Web page and app entries:
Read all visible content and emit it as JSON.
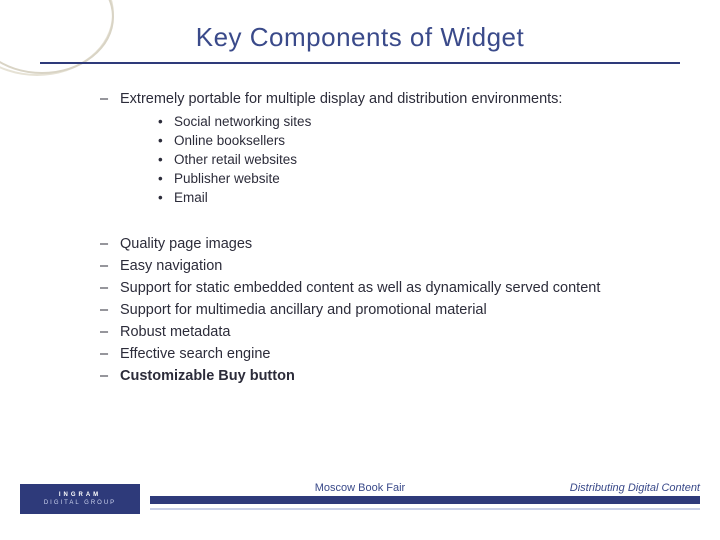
{
  "title": "Key Components of Widget",
  "intro": "Extremely portable for multiple display and distribution environments:",
  "sub_bullets": [
    "Social networking sites",
    "Online booksellers",
    "Other retail websites",
    "Publisher website",
    "Email"
  ],
  "main_bullets": [
    {
      "text": "Quality page images",
      "bold": false
    },
    {
      "text": "Easy navigation",
      "bold": false
    },
    {
      "text": "Support for static embedded content as well as dynamically served content",
      "bold": false
    },
    {
      "text": "Support for multimedia ancillary and promotional material",
      "bold": false
    },
    {
      "text": "Robust metadata",
      "bold": false
    },
    {
      "text": "Effective search engine",
      "bold": false
    },
    {
      "text": "Customizable Buy button",
      "bold": true
    }
  ],
  "logo": {
    "line1": "INGRAM",
    "line2": "DIGITAL GROUP"
  },
  "footer": {
    "center": "Moscow Book Fair",
    "right": "Distributing Digital Content"
  }
}
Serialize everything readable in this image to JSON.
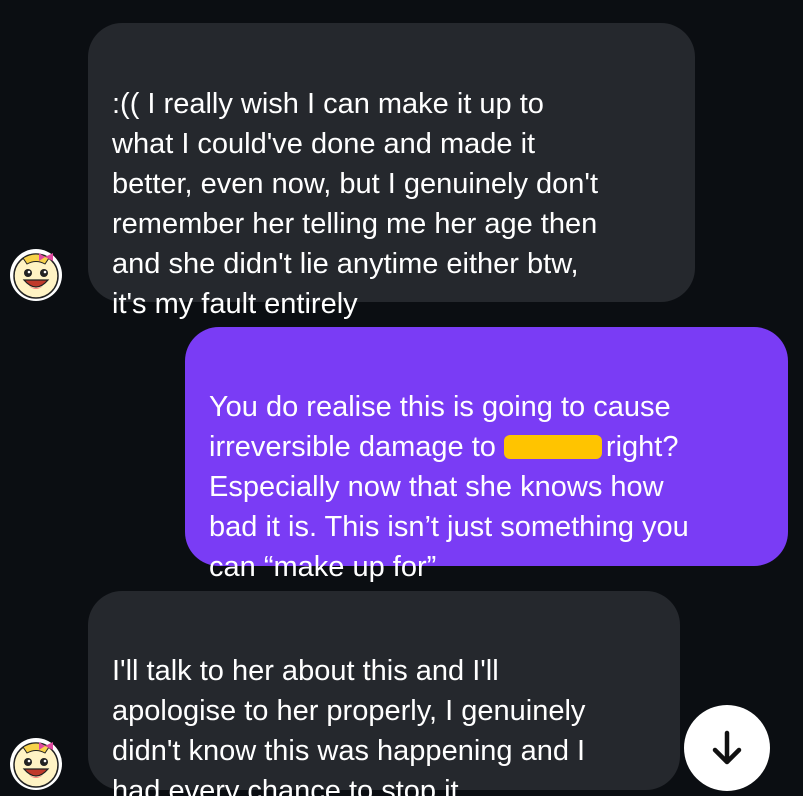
{
  "messages": [
    {
      "direction": "incoming",
      "text": ":(( I really wish I can make it up to\nwhat I could've done and made it\nbetter, even now, but I genuinely don't\nremember her telling me her age then\nand she didn't lie anytime either btw,\nit's my fault entirely"
    },
    {
      "direction": "outgoing",
      "text_before_redaction": "You do realise this is going to cause\nirreversible damage to",
      "text_after_redaction": "right?\nEspecially now that she knows how\nbad it is. This isn’t just something you\ncan “make up for”"
    },
    {
      "direction": "incoming",
      "text": "I'll talk to her about this and I'll\napologise to her properly, I genuinely\ndidn't know this was happening and I\nhad every chance to stop it"
    }
  ],
  "icons": {
    "avatar": "cartoon-face-avatar-icon",
    "scroll_down": "arrow-down-icon"
  },
  "colors": {
    "background": "#0b0e12",
    "incoming_bubble": "#25282d",
    "outgoing_bubble": "#7a3cf5",
    "redaction": "#ffc400",
    "text": "#ffffff"
  }
}
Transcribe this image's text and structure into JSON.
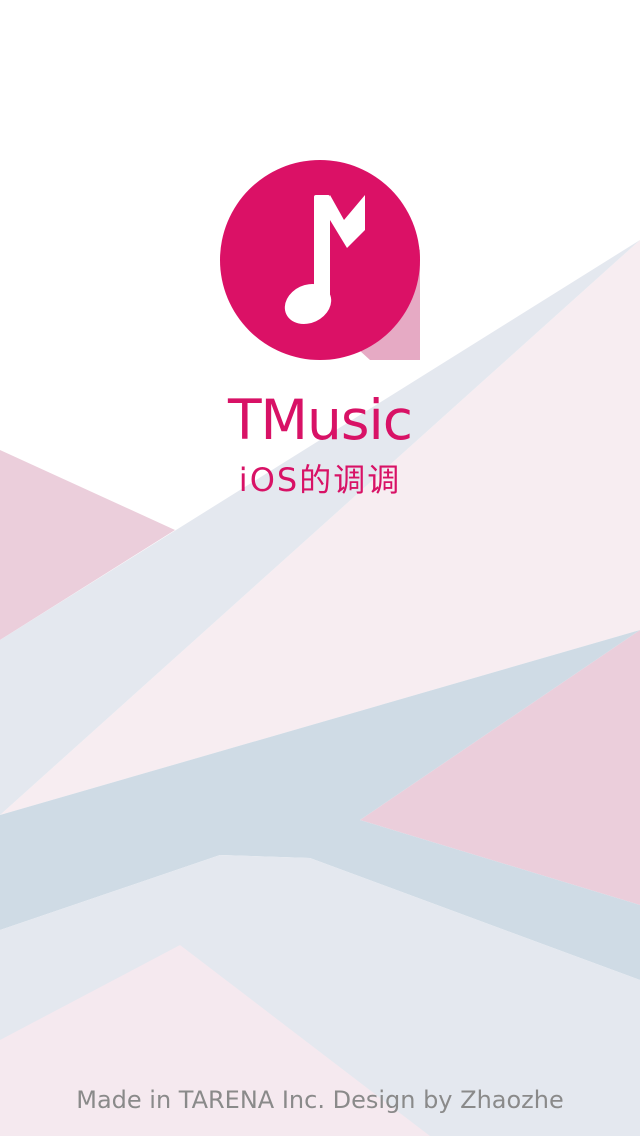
{
  "app": {
    "name": "TMusic",
    "tagline": "iOS的调调",
    "logo_icon": "music-note-icon"
  },
  "footer": {
    "credit": "Made in TARENA Inc. Design by Zhaozhe"
  },
  "colors": {
    "brand": "#d81266",
    "logo_circle": "#db1166",
    "note": "#ffffff",
    "background": "#ffffff",
    "pink_shape": "#ebcedb",
    "blush_shape": "#f7edf1",
    "gray_blue_shape": "#e4e8ef",
    "slate_shape": "#cfdbe5",
    "light_pink_shape": "#f5e9ef",
    "footer_text": "#8a8a8a"
  }
}
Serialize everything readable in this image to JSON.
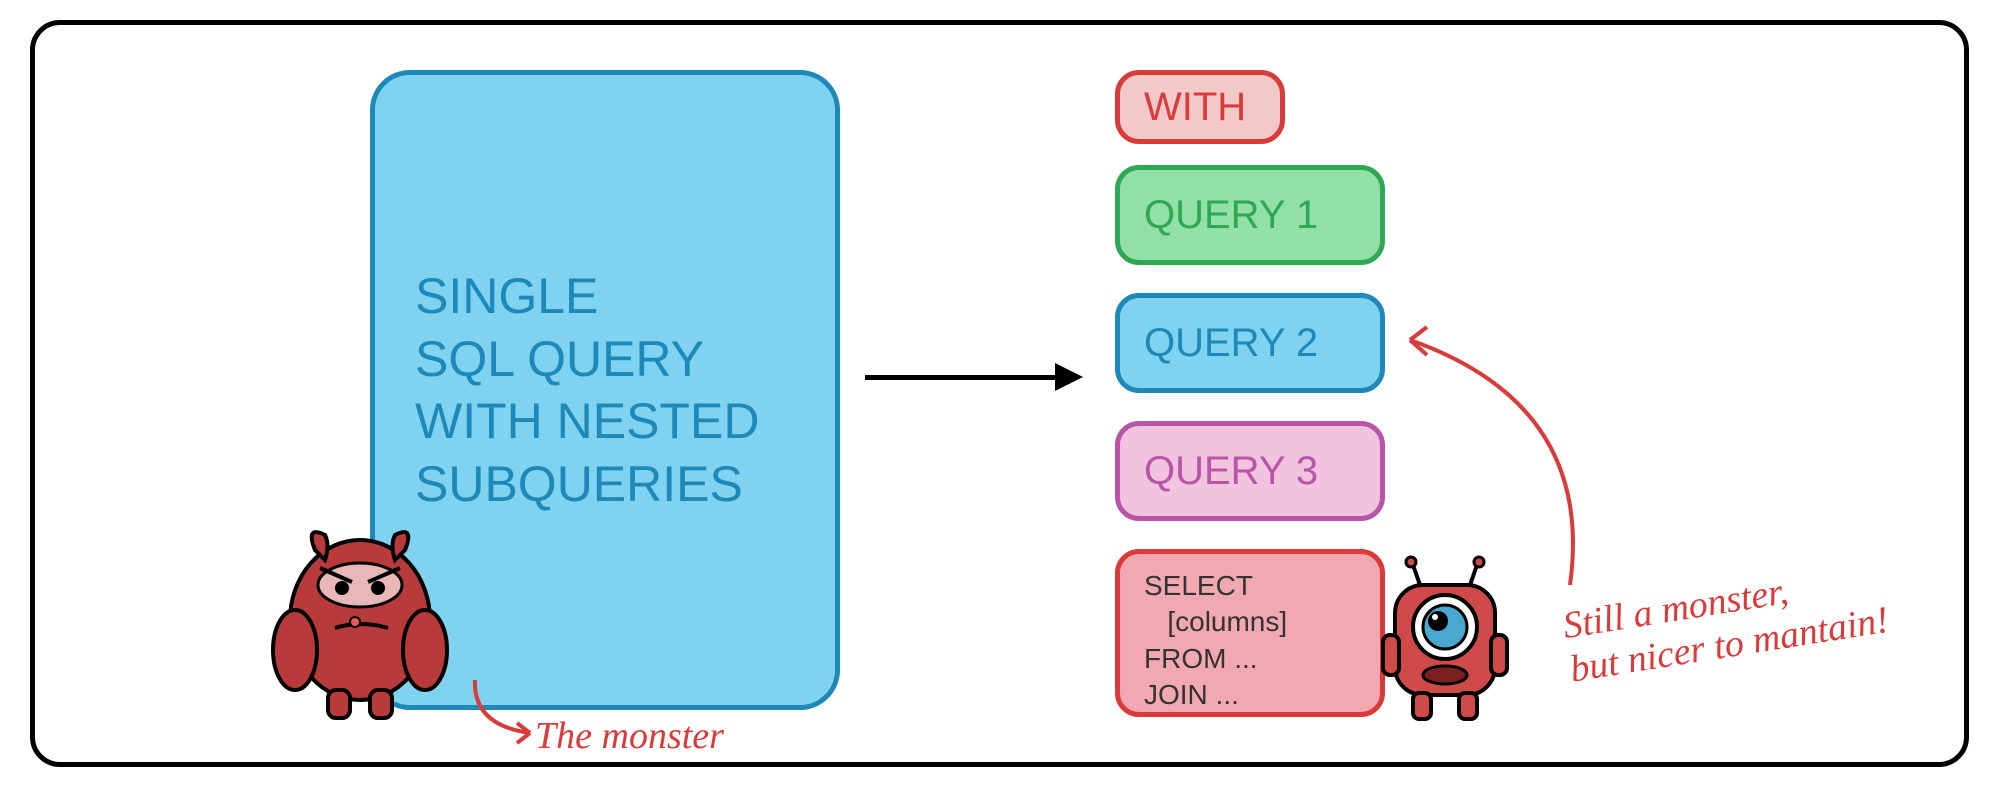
{
  "left_box": {
    "text": "SINGLE\nSQL QUERY\nWITH NESTED\nSUBQUERIES"
  },
  "right_boxes": {
    "with": "WITH",
    "q1": "QUERY 1",
    "q2": "QUERY 2",
    "q3": "QUERY 3",
    "select": "SELECT\n   [columns]\nFROM ...\nJOIN ..."
  },
  "annotations": {
    "left": "The monster",
    "right": "Still a monster,\nbut nicer to mantain!"
  }
}
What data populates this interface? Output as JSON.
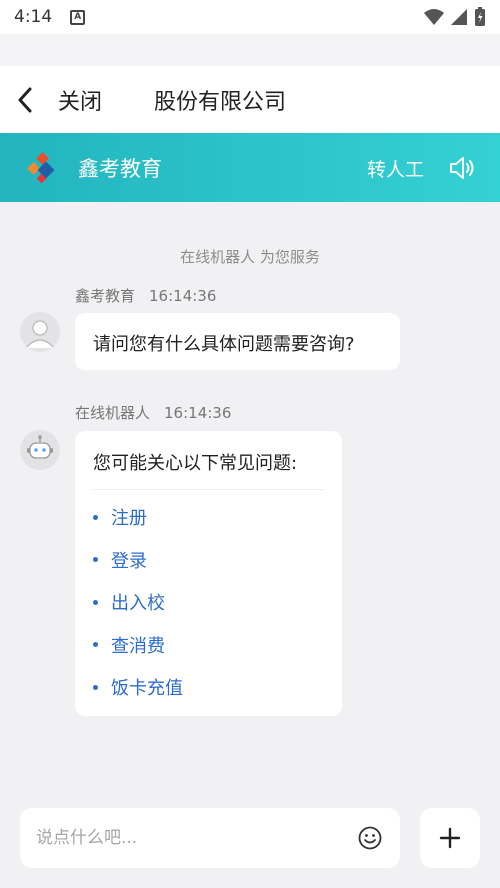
{
  "status_bar": {
    "time": "4:14",
    "notification_icon": "a-letter-icon"
  },
  "nav": {
    "close_label": "关闭",
    "title": "股份有限公司"
  },
  "chat_header": {
    "brand_name": "鑫考教育",
    "transfer_label": "转人工"
  },
  "chat": {
    "service_note": "在线机器人 为您服务",
    "messages": [
      {
        "sender": "鑫考教育",
        "time": "16:14:36",
        "text": "请问您有什么具体问题需要咨询?"
      },
      {
        "sender": "在线机器人",
        "time": "16:14:36",
        "text": "您可能关心以下常见问题:",
        "options": [
          "注册",
          "登录",
          "出入校",
          "查消费",
          "饭卡充值"
        ]
      }
    ]
  },
  "input": {
    "placeholder": "说点什么吧..."
  },
  "colors": {
    "header_start": "#23b4bf",
    "header_end": "#34d1d3",
    "link": "#2b6dc8",
    "background": "#f1f1f3"
  }
}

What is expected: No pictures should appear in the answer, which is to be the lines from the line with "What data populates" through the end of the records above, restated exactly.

Solution to this exercise:
What data populates this interface? Output as JSON.
{
  "status_bar": {
    "time": "4:14",
    "notification_icon": "a-letter-icon"
  },
  "nav": {
    "close_label": "关闭",
    "title": "股份有限公司"
  },
  "chat_header": {
    "brand_name": "鑫考教育",
    "transfer_label": "转人工"
  },
  "chat": {
    "service_note": "在线机器人 为您服务",
    "messages": [
      {
        "sender": "鑫考教育",
        "time": "16:14:36",
        "text": "请问您有什么具体问题需要咨询?"
      },
      {
        "sender": "在线机器人",
        "time": "16:14:36",
        "text": "您可能关心以下常见问题:",
        "options": [
          "注册",
          "登录",
          "出入校",
          "查消费",
          "饭卡充值"
        ]
      }
    ]
  },
  "input": {
    "placeholder": "说点什么吧..."
  },
  "colors": {
    "header_start": "#23b4bf",
    "header_end": "#34d1d3",
    "link": "#2b6dc8",
    "background": "#f1f1f3"
  }
}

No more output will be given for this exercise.